Wes Anderson makes the same movie again and again, just in a different format. For some filmmakers (Tim Burton), the formula has become stale and tedious. For Anderson, with his kinetic style and dry wit, it’s still fun for the time being.

“Isle of Dogs” tells the story of Atari (Koyu Rankin), a young boy and ward of Mayor Kobayashi (Kunichi Nomura). After dogs are deemed a public health crisis after a string of diseases is associated with them, all dogs in Japan are shipped to a trash island far away. Atari runs away from his home, steals a plane and flies to the island to find his dog, Spots (Liev Shreiber). He befriends a group of dogs including Chief (Bryan Cranston), Rex (Edward Norton), King (Bob Balaban), Boss (Bill Murray) and Duke (Jeff Goldblum), who agree to help him find Spots. Chief, the only stray of the group, is a reluctant ally and resents humans for what they’ve done, but as he grows to know Atari, his emotions change.

The film is a visual feast, with the swift camera pans accentuated by the vibrant colors and smooth animation. Anderson has always done a good job of focusing the viewer’s eye to his subject and exemplifying the film’s emotions through the actions on the screen. Whether it’s a closeup of a character’s eyes as they come to a realization or a chaotic zoom in to emphasize a shocking turn of events, he uses film composition to keep his stories interesting and heartfelt.

He also continues to display his unique wit and charm. The main characters have interesting personality quirks and story arcs and the script keeps the action going at a brisk, never-boring pace. Things move fast and the audience is rewarded for keeping up with his trademark jokes.

For Anderson though, his repetitive style is beginning to border on unoriginality. There are enough differentiations in theme and plot to keep his films interesting for the time being, but like many others before him, his movies are all starting to feel the same: dysfunctional family, long lost relatives, quirky side characters, prestige vs. instinct quarrels, blatant yet funny dialogue, Bill Murray, Edward Norton, Bob Balaban, F. Murray Abraham, Jeff Goldblum. There is a risk that he may soon seem to be parodying himself and that would demean his otherwise strong stories.

And a continuous problem with Anderson in all of his movies is his lack of female characters. Not only are they not protagonists, they are distinctly lacking everywhere onscreen. The vast majority of his characters are white males. And the women of the story serve mostly as companions or sex objects (not in an overt, callous way but in a matter-of-fact way). They are distant and detached or committed to a cause past thought of their own lives. It would be interesting for him to branch out not only in his style, but also his cast list. Many of the roles in his films could indeed be women characters, but he has trouble writing that way.
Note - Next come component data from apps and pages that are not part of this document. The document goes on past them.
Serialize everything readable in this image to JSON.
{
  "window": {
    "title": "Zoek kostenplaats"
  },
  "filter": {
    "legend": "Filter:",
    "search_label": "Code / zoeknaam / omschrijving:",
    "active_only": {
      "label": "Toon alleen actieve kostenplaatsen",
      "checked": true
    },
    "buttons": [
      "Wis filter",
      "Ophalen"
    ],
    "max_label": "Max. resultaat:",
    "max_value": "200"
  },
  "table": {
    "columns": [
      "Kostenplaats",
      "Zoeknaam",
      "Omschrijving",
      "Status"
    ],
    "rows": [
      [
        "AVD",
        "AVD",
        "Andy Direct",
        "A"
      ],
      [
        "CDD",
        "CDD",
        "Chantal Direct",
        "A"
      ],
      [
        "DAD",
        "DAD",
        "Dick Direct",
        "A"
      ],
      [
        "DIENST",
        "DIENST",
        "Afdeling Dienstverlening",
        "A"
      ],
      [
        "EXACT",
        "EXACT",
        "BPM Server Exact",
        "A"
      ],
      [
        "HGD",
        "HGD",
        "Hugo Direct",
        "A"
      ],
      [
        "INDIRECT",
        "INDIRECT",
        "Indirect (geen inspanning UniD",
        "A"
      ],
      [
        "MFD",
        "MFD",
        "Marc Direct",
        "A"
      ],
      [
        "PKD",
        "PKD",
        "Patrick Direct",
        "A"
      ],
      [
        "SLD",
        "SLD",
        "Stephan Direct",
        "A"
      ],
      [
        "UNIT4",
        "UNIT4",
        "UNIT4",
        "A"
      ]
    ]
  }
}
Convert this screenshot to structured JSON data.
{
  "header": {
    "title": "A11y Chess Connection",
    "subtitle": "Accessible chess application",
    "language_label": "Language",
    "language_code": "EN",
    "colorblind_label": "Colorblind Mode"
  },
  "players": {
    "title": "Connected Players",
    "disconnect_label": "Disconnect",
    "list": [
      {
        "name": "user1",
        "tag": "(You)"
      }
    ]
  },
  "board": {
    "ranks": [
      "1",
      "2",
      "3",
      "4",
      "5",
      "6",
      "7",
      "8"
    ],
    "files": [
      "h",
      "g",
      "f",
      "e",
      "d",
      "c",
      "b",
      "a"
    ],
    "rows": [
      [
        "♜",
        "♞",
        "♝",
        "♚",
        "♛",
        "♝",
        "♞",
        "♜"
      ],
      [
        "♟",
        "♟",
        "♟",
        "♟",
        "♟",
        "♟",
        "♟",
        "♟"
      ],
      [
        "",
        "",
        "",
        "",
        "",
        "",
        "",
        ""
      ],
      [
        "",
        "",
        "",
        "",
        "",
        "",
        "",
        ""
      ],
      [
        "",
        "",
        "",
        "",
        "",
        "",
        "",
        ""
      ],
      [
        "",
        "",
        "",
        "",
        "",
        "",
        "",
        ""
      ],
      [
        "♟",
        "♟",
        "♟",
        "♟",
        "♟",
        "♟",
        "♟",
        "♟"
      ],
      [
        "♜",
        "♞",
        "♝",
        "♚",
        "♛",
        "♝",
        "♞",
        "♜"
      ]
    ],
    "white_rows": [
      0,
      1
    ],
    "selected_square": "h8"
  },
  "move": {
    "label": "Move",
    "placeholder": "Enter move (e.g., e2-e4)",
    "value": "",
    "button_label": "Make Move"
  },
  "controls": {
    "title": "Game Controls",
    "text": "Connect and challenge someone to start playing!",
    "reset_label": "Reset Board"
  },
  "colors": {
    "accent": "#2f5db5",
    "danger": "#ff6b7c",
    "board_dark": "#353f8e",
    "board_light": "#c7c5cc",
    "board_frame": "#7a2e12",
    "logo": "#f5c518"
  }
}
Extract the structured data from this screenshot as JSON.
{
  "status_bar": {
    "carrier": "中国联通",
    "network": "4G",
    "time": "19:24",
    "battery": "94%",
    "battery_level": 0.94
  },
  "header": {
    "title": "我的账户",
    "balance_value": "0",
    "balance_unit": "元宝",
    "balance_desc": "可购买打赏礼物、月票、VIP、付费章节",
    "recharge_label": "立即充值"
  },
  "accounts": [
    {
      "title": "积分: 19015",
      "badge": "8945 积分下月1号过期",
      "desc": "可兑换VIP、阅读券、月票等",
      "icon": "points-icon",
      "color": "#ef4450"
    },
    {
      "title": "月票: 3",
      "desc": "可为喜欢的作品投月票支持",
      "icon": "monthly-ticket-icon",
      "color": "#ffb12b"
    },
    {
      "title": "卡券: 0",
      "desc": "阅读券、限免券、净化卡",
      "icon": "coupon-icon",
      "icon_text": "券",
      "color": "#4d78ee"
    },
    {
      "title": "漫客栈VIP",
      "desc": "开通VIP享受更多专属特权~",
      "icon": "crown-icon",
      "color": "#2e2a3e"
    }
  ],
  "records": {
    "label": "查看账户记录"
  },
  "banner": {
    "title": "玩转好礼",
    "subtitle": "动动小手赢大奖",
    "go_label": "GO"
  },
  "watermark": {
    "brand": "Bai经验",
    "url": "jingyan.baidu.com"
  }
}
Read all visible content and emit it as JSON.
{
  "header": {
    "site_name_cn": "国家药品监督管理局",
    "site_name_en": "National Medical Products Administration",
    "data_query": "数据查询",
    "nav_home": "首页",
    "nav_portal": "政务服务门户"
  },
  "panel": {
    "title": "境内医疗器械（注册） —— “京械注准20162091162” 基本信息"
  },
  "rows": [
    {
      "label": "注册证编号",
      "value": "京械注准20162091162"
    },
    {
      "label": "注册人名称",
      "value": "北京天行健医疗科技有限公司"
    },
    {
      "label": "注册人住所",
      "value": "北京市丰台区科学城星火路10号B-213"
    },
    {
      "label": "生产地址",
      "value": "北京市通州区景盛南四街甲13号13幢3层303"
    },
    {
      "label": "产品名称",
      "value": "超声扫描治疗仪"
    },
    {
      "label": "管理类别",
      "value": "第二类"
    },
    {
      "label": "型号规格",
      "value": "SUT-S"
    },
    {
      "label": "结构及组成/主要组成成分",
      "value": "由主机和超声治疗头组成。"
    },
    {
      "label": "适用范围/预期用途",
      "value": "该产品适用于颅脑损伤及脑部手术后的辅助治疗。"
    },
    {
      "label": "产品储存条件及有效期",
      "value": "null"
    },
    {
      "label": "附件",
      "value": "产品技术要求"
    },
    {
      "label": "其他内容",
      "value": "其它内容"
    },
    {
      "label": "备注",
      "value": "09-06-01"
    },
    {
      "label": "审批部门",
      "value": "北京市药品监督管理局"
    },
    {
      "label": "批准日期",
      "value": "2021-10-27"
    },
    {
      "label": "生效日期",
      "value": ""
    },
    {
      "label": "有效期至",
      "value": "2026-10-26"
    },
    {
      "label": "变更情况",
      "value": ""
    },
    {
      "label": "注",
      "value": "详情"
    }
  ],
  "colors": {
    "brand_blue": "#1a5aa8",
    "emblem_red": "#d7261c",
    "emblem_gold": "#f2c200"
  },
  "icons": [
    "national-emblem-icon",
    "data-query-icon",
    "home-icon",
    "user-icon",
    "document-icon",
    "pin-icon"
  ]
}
Ultimately, “Isle of Dogs” succeeds not only as another strong Anderson film that fits into his canon, but also because it mirrors current events. It’s a story about the outsider who benefits society, about government manipulation to find a common enemy to consolidate power, about abusing the environment and leaving our children messes and trash, about the importance of science and reason over preconceived biases and about our basic communication with nature, respecting and cultivating it. It’s a beautiful story that exemplifies what Anderson does best.